700K French ISP Subscribers Have Received an Infringement Warning
-- Nearly 700,000 ISP accounts in France have received at least one copyright infringement warning as part of the country's anti-piracy efforts. Sixty ISP account holders in France are facing their "third strike" from the country's anti-piracy authority Hadopi, according to a report at TorrentFreak. A third strike could result in a small fine (about 1,500 euros) and disconnection of Internet for up to one month.
Last month there were 650,000 ISP account holders in the "first strike" stage, up from 471,000 in February. About 44,000 account holders have received a second warning.
Warnings have been sent out to account holders since October 2010. Rights holders are responsible for sending notices of infringements to the Hadopi agency. Hadopi then emails a warning to the ISP subscriber accused of infringement and monitors the account. A second warning is sent if a rights holder, the ISP or Hadopi suspects another infringement. A third warning within a year could result in punishment. An appeals process is available in the third warning phase.
This is the first Hadopi news that puts the scale of the undertaking into perspective. Until now there had not been any indication about the number of infringement notices that were being sent to ISPs and how many warnings were being passed on to ISP subscribers. But these numbers suggest Hadopi is reaching a good portion of France's Internet users.
Between the subscribers in all three stages of warnings, France has about 694,000 ISP subscribers who have received up to three warnings. That's a pretty large number considering the country had about 22 million broadband subscribers in the first quarter of 2011, according to numbers available from ARCEP, the regulatory agency that oversees the country's electronic communications. Based on that figure, about 3% of the country's broadband subscribers have received at least one infringement notice.
To put those numbers in perspective, if the United States had equal proportions of subscribers in each of the three levels of Hadopi's warning system, there would be 3.2 million subscribers with one strike, 21,700 subscribers with two strikes and about 300 subscribers with three strikes.
Belgian Court Instructs IPSs to Block Pirate Bay: Report
-- Belgian ISPs Belgacom and Telenet have been instructed by a court to block their customers' access to popular torrent site the Pirate Bay, according to multiple reports.

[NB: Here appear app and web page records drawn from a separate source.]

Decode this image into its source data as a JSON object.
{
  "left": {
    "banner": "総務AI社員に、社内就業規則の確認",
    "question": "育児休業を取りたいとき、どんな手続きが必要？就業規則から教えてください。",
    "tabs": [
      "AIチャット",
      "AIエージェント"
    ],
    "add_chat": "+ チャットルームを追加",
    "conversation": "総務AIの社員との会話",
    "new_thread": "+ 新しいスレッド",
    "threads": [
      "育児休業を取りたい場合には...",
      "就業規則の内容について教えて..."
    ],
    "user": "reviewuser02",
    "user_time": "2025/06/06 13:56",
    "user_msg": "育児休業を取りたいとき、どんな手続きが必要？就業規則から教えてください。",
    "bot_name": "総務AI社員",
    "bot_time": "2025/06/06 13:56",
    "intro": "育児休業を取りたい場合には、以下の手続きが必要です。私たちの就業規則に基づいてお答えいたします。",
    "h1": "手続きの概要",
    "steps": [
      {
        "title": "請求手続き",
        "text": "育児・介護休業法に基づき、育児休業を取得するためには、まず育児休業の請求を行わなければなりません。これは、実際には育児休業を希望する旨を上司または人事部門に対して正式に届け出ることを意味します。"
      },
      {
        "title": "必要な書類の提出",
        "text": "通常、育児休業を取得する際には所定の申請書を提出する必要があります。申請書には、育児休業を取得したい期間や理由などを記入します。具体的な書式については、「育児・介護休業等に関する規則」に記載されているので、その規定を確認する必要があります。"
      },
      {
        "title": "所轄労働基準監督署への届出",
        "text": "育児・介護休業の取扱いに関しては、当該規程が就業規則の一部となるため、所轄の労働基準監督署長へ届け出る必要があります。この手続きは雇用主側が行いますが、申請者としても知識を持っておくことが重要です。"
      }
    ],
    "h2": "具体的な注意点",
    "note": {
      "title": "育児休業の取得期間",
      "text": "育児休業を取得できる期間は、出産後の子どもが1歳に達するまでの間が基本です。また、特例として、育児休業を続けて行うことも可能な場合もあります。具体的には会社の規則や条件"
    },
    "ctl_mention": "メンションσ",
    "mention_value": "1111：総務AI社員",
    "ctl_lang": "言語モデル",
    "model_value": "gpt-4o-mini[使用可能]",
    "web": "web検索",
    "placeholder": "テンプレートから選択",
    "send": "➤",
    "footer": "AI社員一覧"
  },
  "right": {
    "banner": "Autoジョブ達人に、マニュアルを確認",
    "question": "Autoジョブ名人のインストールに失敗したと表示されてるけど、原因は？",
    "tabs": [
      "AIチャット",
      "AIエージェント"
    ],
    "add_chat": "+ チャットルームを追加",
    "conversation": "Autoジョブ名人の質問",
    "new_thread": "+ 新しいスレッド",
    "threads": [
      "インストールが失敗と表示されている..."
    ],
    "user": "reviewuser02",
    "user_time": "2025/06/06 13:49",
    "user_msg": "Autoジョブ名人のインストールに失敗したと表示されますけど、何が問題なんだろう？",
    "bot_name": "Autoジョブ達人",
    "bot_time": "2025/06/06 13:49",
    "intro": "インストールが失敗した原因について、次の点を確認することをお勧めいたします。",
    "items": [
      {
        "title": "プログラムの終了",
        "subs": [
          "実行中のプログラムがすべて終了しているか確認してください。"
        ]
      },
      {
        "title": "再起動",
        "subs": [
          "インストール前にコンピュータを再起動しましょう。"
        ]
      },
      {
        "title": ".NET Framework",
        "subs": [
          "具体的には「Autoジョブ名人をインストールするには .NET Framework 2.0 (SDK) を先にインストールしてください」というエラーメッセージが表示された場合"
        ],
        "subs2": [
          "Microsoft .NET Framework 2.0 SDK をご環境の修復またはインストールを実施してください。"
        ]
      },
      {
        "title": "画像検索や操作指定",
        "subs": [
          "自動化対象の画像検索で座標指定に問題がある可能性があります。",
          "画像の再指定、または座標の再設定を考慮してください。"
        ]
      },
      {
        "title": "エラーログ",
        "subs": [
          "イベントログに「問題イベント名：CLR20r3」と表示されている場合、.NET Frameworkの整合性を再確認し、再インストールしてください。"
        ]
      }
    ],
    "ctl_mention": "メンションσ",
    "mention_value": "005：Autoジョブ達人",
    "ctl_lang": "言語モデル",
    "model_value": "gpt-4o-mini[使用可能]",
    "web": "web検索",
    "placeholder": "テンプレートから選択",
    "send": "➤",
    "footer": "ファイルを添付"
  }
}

The two ISPs have 14 days to meet the court's order. This ruling reverses a lower-court ruling that the ISP blocking was a "disproportionate" response and not required for the two ISPs. The Pirate Bay was unfazed by the ruling and is happy for the extra attention. "Thanks for the free advertising," a site spokesperson told TorrentFreak.

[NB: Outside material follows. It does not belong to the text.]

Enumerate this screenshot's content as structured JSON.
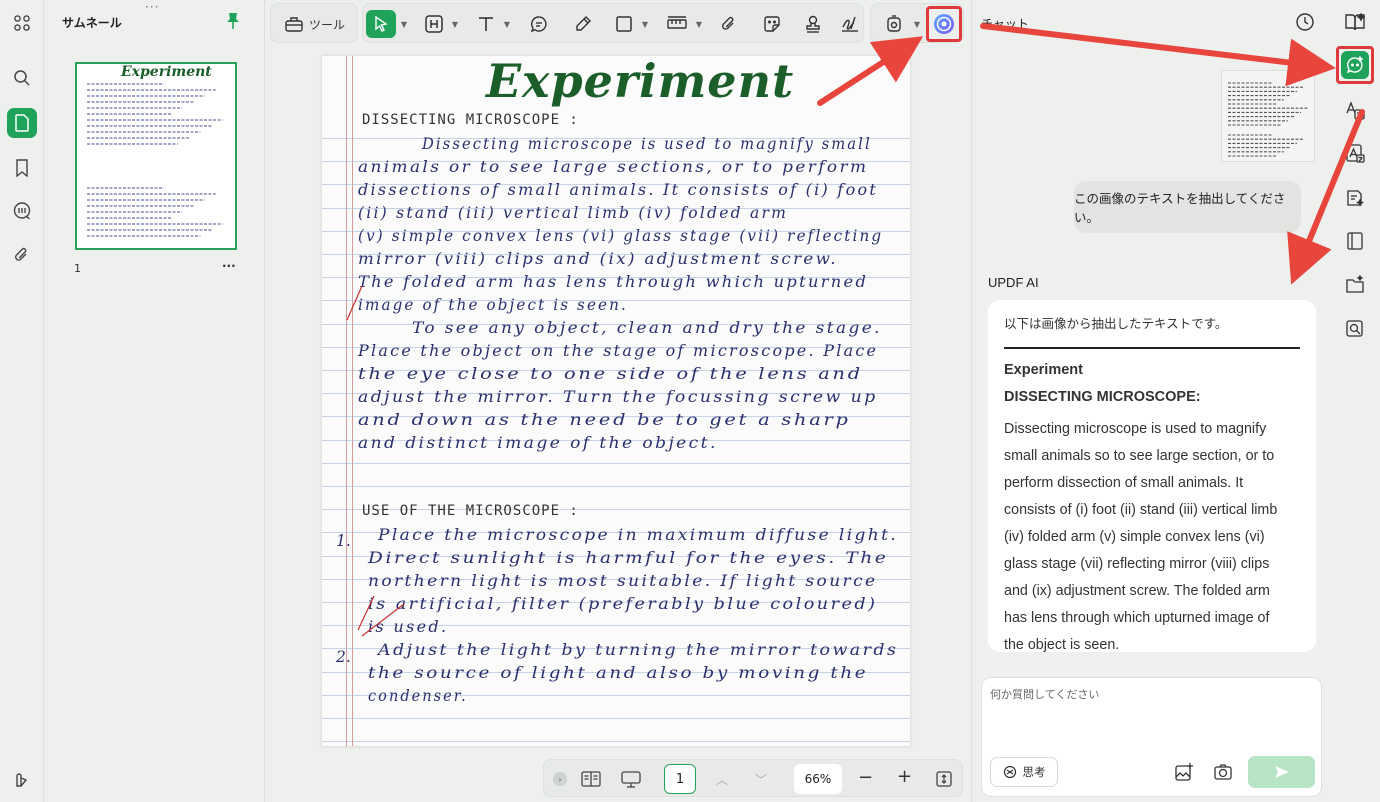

(The Inquirer, TorrentFreak)
R.I.P.: Zune HD
-- Microsoft has confirmed the death of the Zune HD.
Apple Touts Impressive Numbers At Presentation

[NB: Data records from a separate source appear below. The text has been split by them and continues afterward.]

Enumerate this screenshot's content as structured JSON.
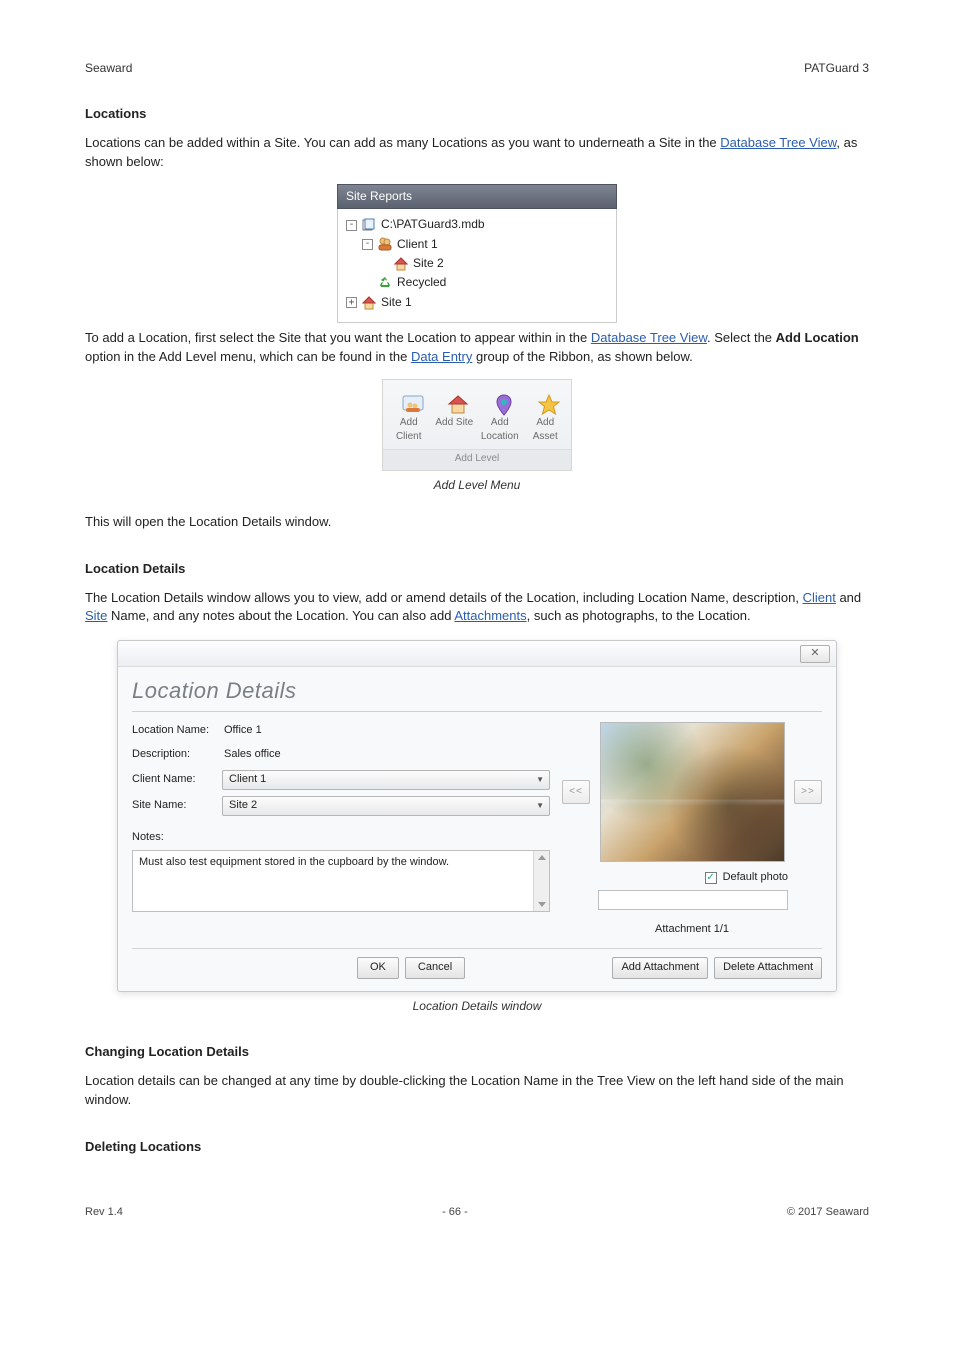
{
  "header": {
    "company": "Seaward",
    "doc_title": "PATGuard 3"
  },
  "loc_section_title": "Locations",
  "loc_intro": {
    "pre": "Locations can be added within a Site. You can add as many Locations as you want to underneath a Site in the ",
    "link": "Database Tree View",
    "post": ", as shown below:"
  },
  "tree": {
    "title": "Site Reports",
    "root": "C:\\PATGuard3.mdb",
    "client": "Client 1",
    "site2": "Site 2",
    "recycled": "Recycled",
    "site1": "Site 1"
  },
  "add_loc": {
    "pre1": "To add a Location, first select the Site that you want the Location to appear within in the ",
    "link1": "Database Tree View",
    "mid": ". Select the ",
    "bold1": "Add Location",
    "mid2": " option in the Add Level menu, which can be found in the ",
    "link2": "Data Entry",
    "post1": " group of the Ribbon, as shown below."
  },
  "ribbon": {
    "add_client": "Add Client",
    "add_site": "Add Site",
    "add_location": "Add Location",
    "add_asset": "Add Asset",
    "group": "Add Level"
  },
  "caption1": "Add Level Menu",
  "open_dlg": "This will open the Location Details window.",
  "loc_details_title": "Location Details",
  "loc_details_para": {
    "pre": "The Location Details window allows you to view, add or amend details of the Location, including Location Name, description, ",
    "link1": "Client",
    "mid": " and ",
    "link2": "Site",
    "post": " Name, and any notes about the Location. You can also add ",
    "link3": "Attachments",
    "post2": ", such as photographs, to the Location."
  },
  "dialog": {
    "heading": "Location Details",
    "lbl_location_name": "Location Name:",
    "val_location_name": "Office 1",
    "lbl_description": "Description:",
    "val_description": "Sales office",
    "lbl_client_name": "Client Name:",
    "val_client_name": "Client 1",
    "lbl_site_name": "Site Name:",
    "val_site_name": "Site 2",
    "lbl_notes": "Notes:",
    "val_notes": "Must also test equipment stored in the cupboard by the window.",
    "prev": "<<",
    "next": ">>",
    "default_photo": "Default photo",
    "attach_counter": "Attachment 1/1",
    "ok": "OK",
    "cancel": "Cancel",
    "add_attach": "Add Attachment",
    "del_attach": "Delete Attachment"
  },
  "caption2": "Location Details window",
  "change_title": "Changing Location Details",
  "change_para": "Location details can be changed at any time by double-clicking the Location Name in the Tree View on the left hand side of the main window.",
  "delete_title": "Deleting Locations",
  "footer": {
    "left": "Rev 1.4",
    "center": "- 66 -",
    "right": "© 2017 Seaward"
  }
}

-- Here are some of the numbers Apple gave during its iPhone presentation on Tuesday:
Apple has sold more than 300 million iPods and has a 78% share of the U.S. portable music player market (market share taken from an August 2011 NPD report); it sold 45 million iPods from July 2010 to June 2011; Apple customers have downloaded 16 billion songs; iTunes now has 20 million songs; the company has a Mac installed base of 58 million and a 23% share in the United States (also from the August 2011 NPD report); developers have created 140,000 apps for the iPad; Apple customers have downloaded 18 billion apps; and in all there are 250 million devices running Apple's iOS operating system.
Investors Mixed On Apple Media Event; Stock Drops
-- Investors appeared to have mixed reactions to Apple's media event Tuesday. The company's stock dropped about 5% during the presentation. But optimism prevailed as other investors stepped in and pushed share prices back up. Apple shares finished the day down 0.6 percent at $372.50. The 43.8 million shares traded Tuesday was about twice the normal trading volume.
Online reaction was both mixed and muted. Many experts noted the lack of a new, killer product -- perhaps they were disappointed Apple did not debut a new design for the iPhone. Noted Apple analyst Gene Munster of Piper Jaffray said the presentation "left you wanting more," and predicted the long lines for the new iPhone 4S "could have been longer, if they would've just gone to a four-inch screen" on the device.
But other analysts were pleased with what they saw. "The iPhone 4S appears to be a solid product, with several meaningful upgrades, though there were no significant upside surprises," wrote RW Baird's William Power, who reiterated his "outperform" rating on the company's stock, according to Barrons.
Brian White of Ticonderoga Securities held his "buy" rating and price target of $666. "We would be buyers on any weakness today," he wrote.